OBU is Oligarchy Busters United? (So, let’s see it).
* * * *
OBU Manifesto 18
Who can be the messenger or harbinger?
In what medium?
OBU says, we will have a FaceBook page! We will publish a manifesto as an online op-ed in The New Republic or Salon, maybe get on in Huff Post!
OBU will infiltrate the world of Left Avant-Garde poetics and be hailed as an underground masterpiece.
OBU will somehow sneak itself past the sacred arbiters of the New York Times.
OBU will hack into CNN, MSNBC and Fox News and deliver its ultimatums of solidarity, decency, and reclaiming the public sphere.
OBU is the archaic torso of Apollo without head or arms or legs that tells you “You must change your political economy, you must change your systems of assigning value, you must change your style of poetry… oh, and…

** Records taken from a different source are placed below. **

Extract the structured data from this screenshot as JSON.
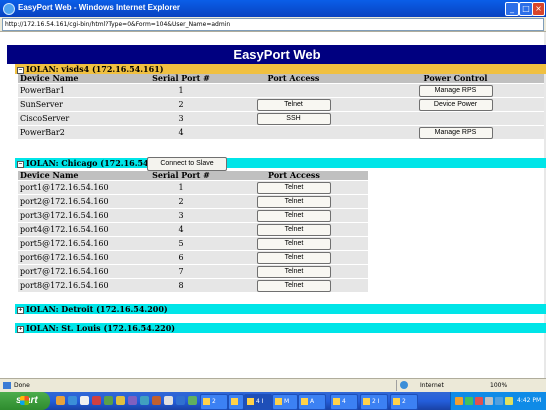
{
  "window": {
    "title": "EasyPort Web - Windows Internet Explorer",
    "address": "http://172.16.54.161/cgi-bin/html?Type=0&Form=104&User_Name=admin"
  },
  "page": {
    "banner": "EasyPort Web"
  },
  "groups": [
    {
      "title": "IOLAN: visds4 (172.16.54.161)",
      "headers": {
        "device": "Device Name",
        "serial": "Serial Port #",
        "access": "Port Access",
        "power": "Power Control"
      },
      "rows": [
        {
          "device": "PowerBar1",
          "serial": "1",
          "access": "",
          "power": "Manage RPS"
        },
        {
          "device": "SunServer",
          "serial": "2",
          "access": "Telnet",
          "power": "Device Power"
        },
        {
          "device": "CiscoServer",
          "serial": "3",
          "access": "SSH",
          "power": ""
        },
        {
          "device": "PowerBar2",
          "serial": "4",
          "access": "",
          "power": "Manage RPS"
        }
      ]
    },
    {
      "title": "IOLAN: Chicago (172.16.54.160)",
      "connect_label": "Connect to Slave",
      "headers": {
        "device": "Device Name",
        "serial": "Serial Port #",
        "access": "Port Access"
      },
      "rows": [
        {
          "device": "port1@172.16.54.160",
          "serial": "1",
          "access": "Telnet"
        },
        {
          "device": "port2@172.16.54.160",
          "serial": "2",
          "access": "Telnet"
        },
        {
          "device": "port3@172.16.54.160",
          "serial": "3",
          "access": "Telnet"
        },
        {
          "device": "port4@172.16.54.160",
          "serial": "4",
          "access": "Telnet"
        },
        {
          "device": "port5@172.16.54.160",
          "serial": "5",
          "access": "Telnet"
        },
        {
          "device": "port6@172.16.54.160",
          "serial": "6",
          "access": "Telnet"
        },
        {
          "device": "port7@172.16.54.160",
          "serial": "7",
          "access": "Telnet"
        },
        {
          "device": "port8@172.16.54.160",
          "serial": "8",
          "access": "Telnet"
        }
      ]
    },
    {
      "title": "IOLAN: Detroit (172.16.54.200)"
    },
    {
      "title": "IOLAN: St. Louis (172.16.54.220)"
    }
  ],
  "statusbar": {
    "text": "Done",
    "zone": "Internet",
    "zoom": "100%"
  },
  "taskbar": {
    "start_label": "start",
    "buttons": [
      "2",
      "",
      "4 I",
      "M",
      "A",
      "4",
      "2 I",
      "2"
    ],
    "clock": "4:42 PM"
  },
  "colors": {
    "banner": "#000080",
    "group_gold": "#f0c040",
    "group_cyan": "#00e5e8",
    "header_gray": "#c0c0c0"
  }
}
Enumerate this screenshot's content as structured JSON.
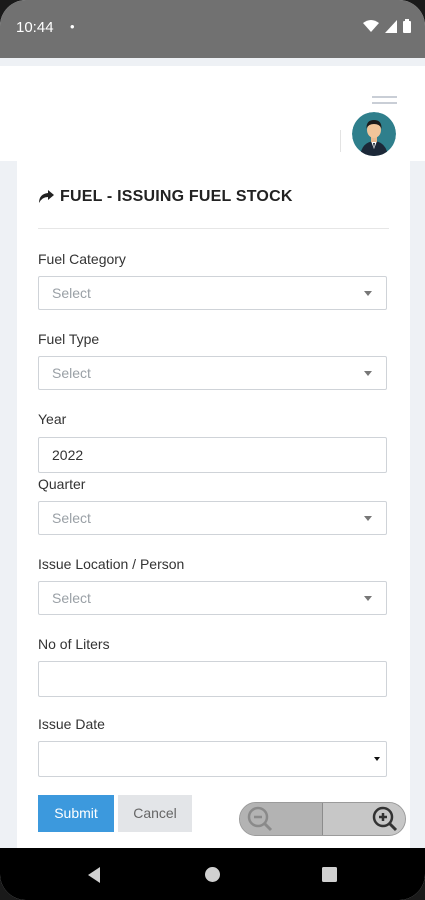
{
  "status_bar": {
    "time": "10:44",
    "dot": "•"
  },
  "app_bar": {
    "menu_icon": "hamburger-icon",
    "avatar": "user-avatar"
  },
  "page": {
    "title": "FUEL - ISSUING FUEL STOCK",
    "title_icon": "share-arrow-icon"
  },
  "form": {
    "fuel_category": {
      "label": "Fuel Category",
      "placeholder": "Select"
    },
    "fuel_type": {
      "label": "Fuel Type",
      "placeholder": "Select"
    },
    "year": {
      "label": "Year",
      "value": "2022"
    },
    "quarter": {
      "label": "Quarter",
      "placeholder": "Select"
    },
    "issue_location": {
      "label": "Issue Location / Person",
      "placeholder": "Select"
    },
    "liters": {
      "label": "No of Liters",
      "value": ""
    },
    "issue_date": {
      "label": "Issue Date",
      "value": ""
    }
  },
  "buttons": {
    "submit": "Submit",
    "cancel": "Cancel"
  },
  "zoom": {
    "out_icon": "zoom-out-icon",
    "in_icon": "zoom-in-icon"
  },
  "colors": {
    "primary": "#3c99dd",
    "status_bar": "#717171",
    "background": "#eef1f5"
  }
}
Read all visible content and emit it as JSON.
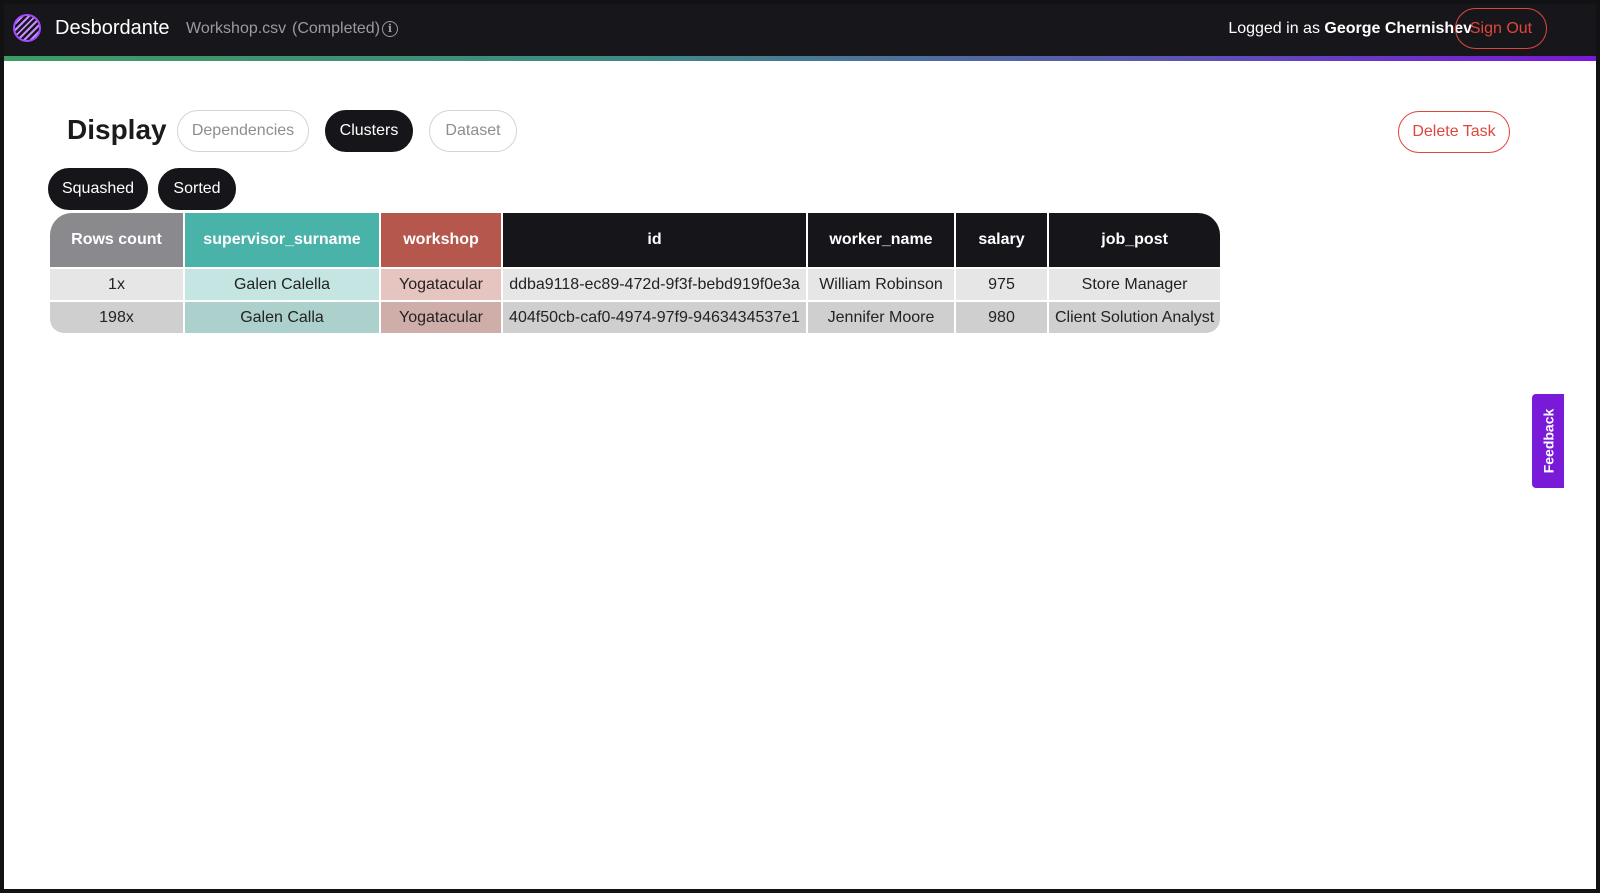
{
  "header": {
    "brand": "Desbordante",
    "file_name": "Workshop.csv",
    "file_status": "(Completed)",
    "info_icon": "info-icon",
    "logged_in_prefix": "Logged in as ",
    "user_name": "George Chernishev",
    "sign_out_label": "Sign Out",
    "gradient_colors": [
      "#3e9b62",
      "#5c52b5",
      "#7b17d8"
    ]
  },
  "display": {
    "title": "Display",
    "tabs": [
      {
        "label": "Dependencies",
        "active": false
      },
      {
        "label": "Clusters",
        "active": true
      },
      {
        "label": "Dataset",
        "active": false
      }
    ],
    "delete_label": "Delete Task",
    "view_modes": [
      {
        "label": "Squashed"
      },
      {
        "label": "Sorted"
      }
    ]
  },
  "table": {
    "columns": [
      {
        "label": "Rows count",
        "color": "#8a8a8e"
      },
      {
        "label": "supervisor_surname",
        "color": "#4ab3a9"
      },
      {
        "label": "workshop",
        "color": "#b5574d"
      },
      {
        "label": "id",
        "color": "#161519"
      },
      {
        "label": "worker_name",
        "color": "#161519"
      },
      {
        "label": "salary",
        "color": "#161519"
      },
      {
        "label": "job_post",
        "color": "#161519"
      }
    ],
    "rows": [
      [
        "1x",
        "Galen Calella",
        "Yogatacular",
        "ddba9118-ec89-472d-9f3f-bebd919f0e3a",
        "William Robinson",
        "975",
        "Store Manager"
      ],
      [
        "198x",
        "Galen Calla",
        "Yogatacular",
        "404f50cb-caf0-4974-97f9-9463434537e1",
        "Jennifer Moore",
        "980",
        "Client Solution Analyst"
      ]
    ],
    "row_colors": [
      [
        "#e6e6e6",
        "#c4e5e1",
        "#e6c4c0",
        "#e6e6e6",
        "#e6e6e6",
        "#e6e6e6",
        "#e6e6e6"
      ],
      [
        "#cfcfcf",
        "#acd0cc",
        "#cfaeaa",
        "#cfcfcf",
        "#cfcfcf",
        "#cfcfcf",
        "#cfcfcf"
      ]
    ]
  },
  "feedback_label": "Feedback"
}
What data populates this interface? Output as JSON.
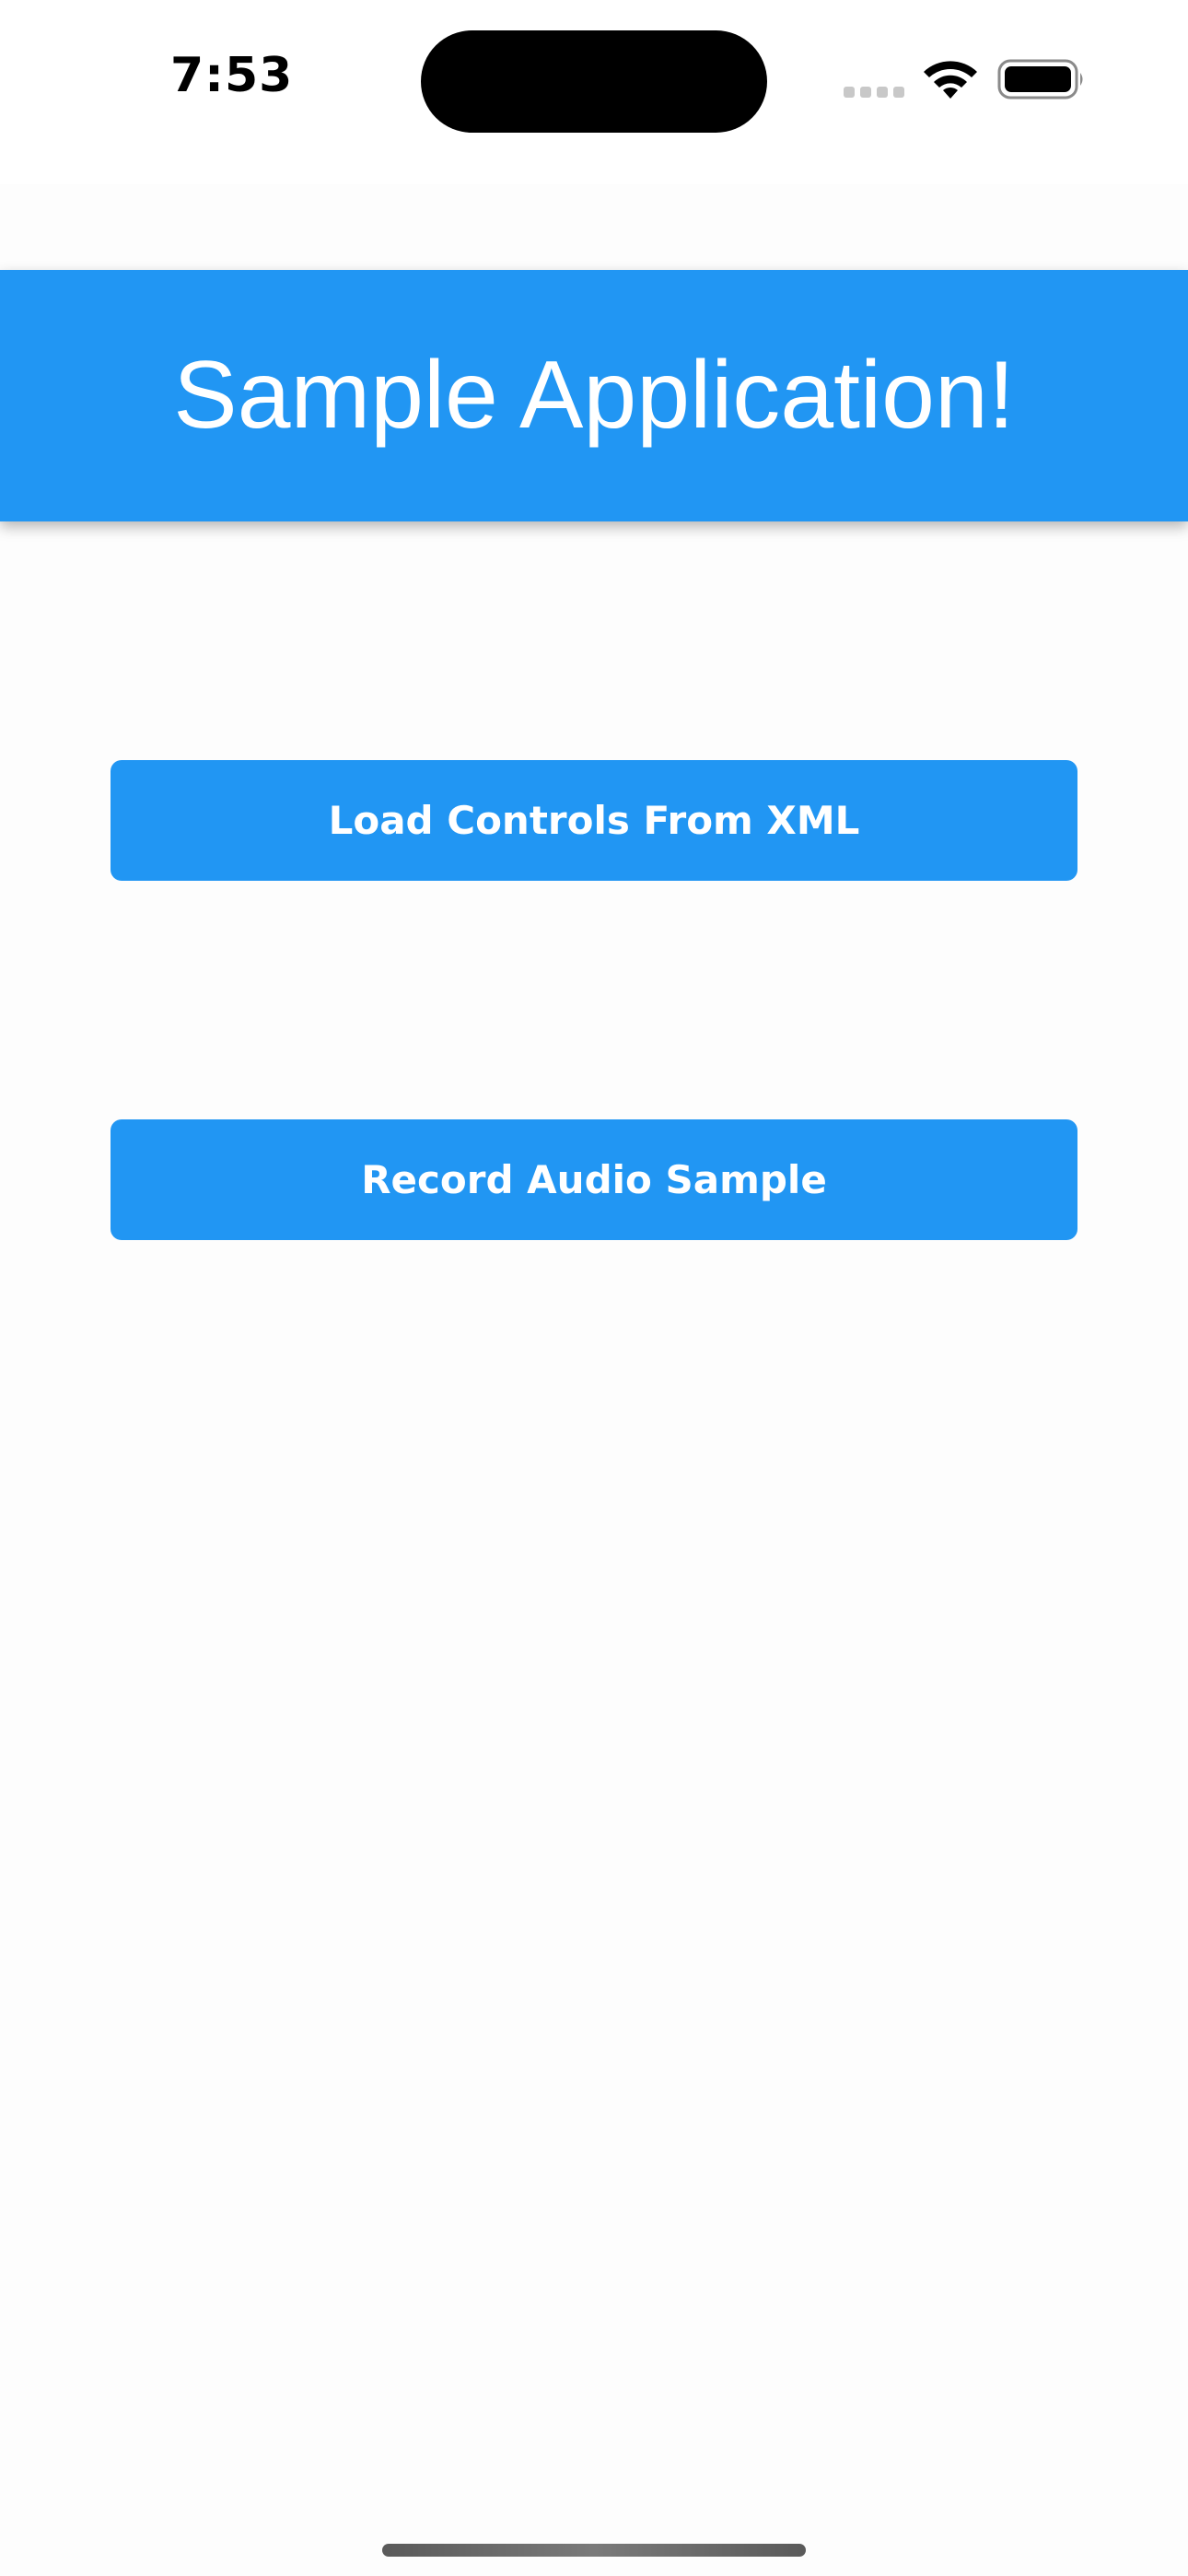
{
  "status_bar": {
    "time": "7:53",
    "icons": [
      "signal-icon",
      "wifi-icon",
      "battery-icon"
    ]
  },
  "header": {
    "title": "Sample Application!"
  },
  "buttons": {
    "load_controls_label": "Load Controls From XML",
    "record_audio_label": "Record Audio Sample"
  },
  "colors": {
    "primary": "#2196f3",
    "background": "#fdfdfd",
    "text_on_primary": "#ffffff"
  }
}
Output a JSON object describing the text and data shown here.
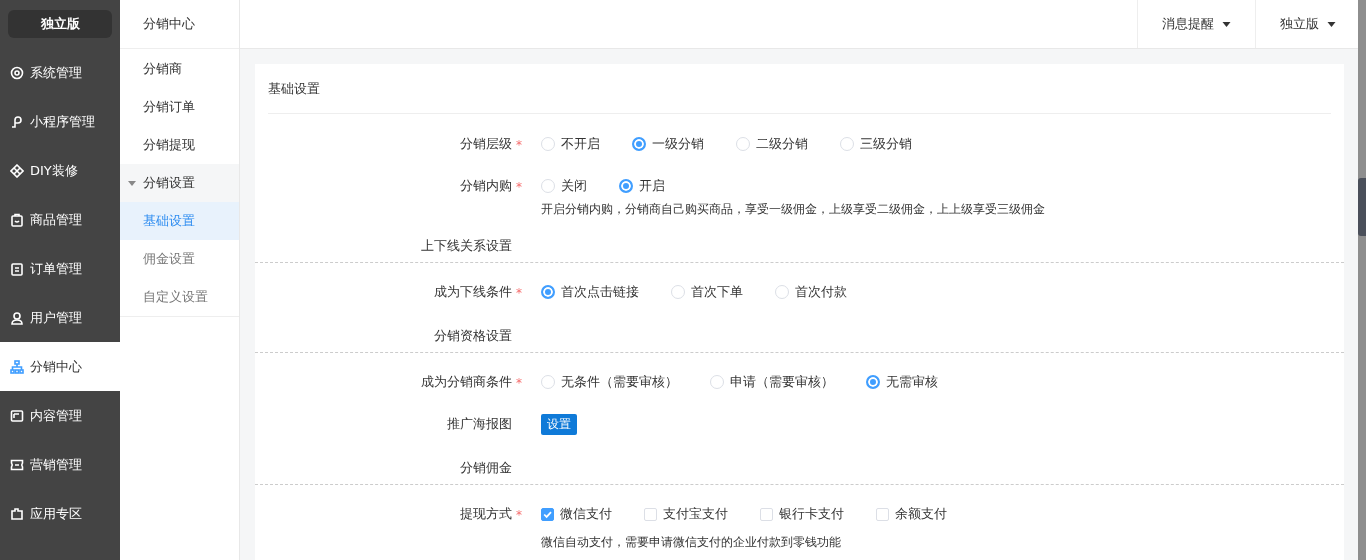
{
  "sidebar": {
    "brand": "独立版",
    "items": [
      {
        "label": "系统管理",
        "selected": false
      },
      {
        "label": "小程序管理",
        "selected": false
      },
      {
        "label": "DIY装修",
        "selected": false
      },
      {
        "label": "商品管理",
        "selected": false
      },
      {
        "label": "订单管理",
        "selected": false
      },
      {
        "label": "用户管理",
        "selected": false
      },
      {
        "label": "分销中心",
        "selected": true
      },
      {
        "label": "内容管理",
        "selected": false
      },
      {
        "label": "营销管理",
        "selected": false
      },
      {
        "label": "应用专区",
        "selected": false
      }
    ]
  },
  "subnav": {
    "title": "分销中心",
    "items": [
      {
        "label": "分销商",
        "selected": false
      },
      {
        "label": "分销订单",
        "selected": false
      },
      {
        "label": "分销提现",
        "selected": false
      },
      {
        "label": "分销设置",
        "selected": false,
        "expanded": true,
        "children": [
          {
            "label": "基础设置",
            "selected": true
          },
          {
            "label": "佣金设置",
            "selected": false
          },
          {
            "label": "自定义设置",
            "selected": false
          }
        ]
      }
    ]
  },
  "topbar": {
    "menus": [
      {
        "label": "消息提醒"
      },
      {
        "label": "独立版"
      }
    ]
  },
  "card": {
    "title": "基础设置",
    "rows": [
      {
        "kind": "radio",
        "label": "分销层级",
        "required_mark": "*",
        "options": [
          {
            "label": "不开启",
            "selected": false
          },
          {
            "label": "一级分销",
            "selected": true
          },
          {
            "label": "二级分销",
            "selected": false
          },
          {
            "label": "三级分销",
            "selected": false
          }
        ]
      },
      {
        "kind": "radio",
        "label": "分销内购",
        "required_mark": "*",
        "options": [
          {
            "label": "关闭",
            "selected": false
          },
          {
            "label": "开启",
            "selected": true
          }
        ],
        "help": "开启分销内购，分销商自己购买商品，享受一级佣金，上级享受二级佣金，上上级享受三级佣金"
      },
      {
        "kind": "section",
        "label": "上下线关系设置"
      },
      {
        "kind": "radio",
        "label": "成为下线条件",
        "required_mark": "*",
        "options": [
          {
            "label": "首次点击链接",
            "selected": true
          },
          {
            "label": "首次下单",
            "selected": false
          },
          {
            "label": "首次付款",
            "selected": false
          }
        ]
      },
      {
        "kind": "section",
        "label": "分销资格设置"
      },
      {
        "kind": "radio",
        "label": "成为分销商条件",
        "required_mark": "*",
        "options": [
          {
            "label": "无条件（需要审核）",
            "selected": false
          },
          {
            "label": "申请（需要审核）",
            "selected": false
          },
          {
            "label": "无需审核",
            "selected": true
          }
        ]
      },
      {
        "kind": "button",
        "label": "推广海报图",
        "button": "设置"
      },
      {
        "kind": "section",
        "label": "分销佣金"
      },
      {
        "kind": "checkbox",
        "label": "提现方式",
        "required_mark": "*",
        "options": [
          {
            "label": "微信支付",
            "checked": true
          },
          {
            "label": "支付宝支付",
            "checked": false
          },
          {
            "label": "银行卡支付",
            "checked": false
          },
          {
            "label": "余额支付",
            "checked": false
          }
        ],
        "help": "微信自动支付，需要申请微信支付的企业付款到零钱功能"
      }
    ]
  }
}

You must change your life.
OBU is Oligarchy Busters United
Don’t tell OBU why this is naive or impossible. Everyone is OBU’s midwife and parent. Everyone contributes her/his/their skill, illnesses, genetic mashup, stubbornness, resentment, fatigue, their unleashing of freedom, their vestigial slavery, their wakefulness and their plastic cutlery, and all reserves of hope and love.
Bring it to birth.
And to all the crusty fellows who say, One Big anything is just a monolith, and what we need are free individuals free to exercise their freedom, as if freedom were some pet you need to take out for a walk twice a day or a specific muscle group your personal trainer can help you develop. Well, you’ve got it wrong. Learn another tune.
And if you crusty fellows feel, after due consideration, that you need to stand with the oligarchy in order to enjoy your freedom in all its fullness and grandeur–like, say, the Grand Canyon after it’s been opened to the freedom of mineral extraction–then please do some rethinking, or get out of the way. The solidarities of OBU are coming through.
To be free in the earshot of oppression is to join the oppressor, says OBU.
What does it mean, OBU asks, to be a free human being? And how does one address unfreedom?
“Black Lives Matter,” for instance– and they matter in precisely the particular historical and cultural ways that the slogan intends. Black lives must be made to matter, must be given value, because of the histories of violence and violation directed against the lives of black people. This is not, as they say, rocket science–although the heroines of Hidden Figures could have given us some accurate algorithms for our national orbital reentry.
But if black lives are to matter, then black livelihoods must matter just as profoundly. Black people must live and make a living. They must not be killed, and they must flourish, prosper, and thrive. They must live–as black people, as people, as descendants and cultural heirs of Africans, and as Americans.
Racial justice and economic justice–and the political power required to bring these about–none of these are separate, OBU believes. All are entwined. Freedom, for real, cannot exist until these goals are accomplished.
OBU is One Big Union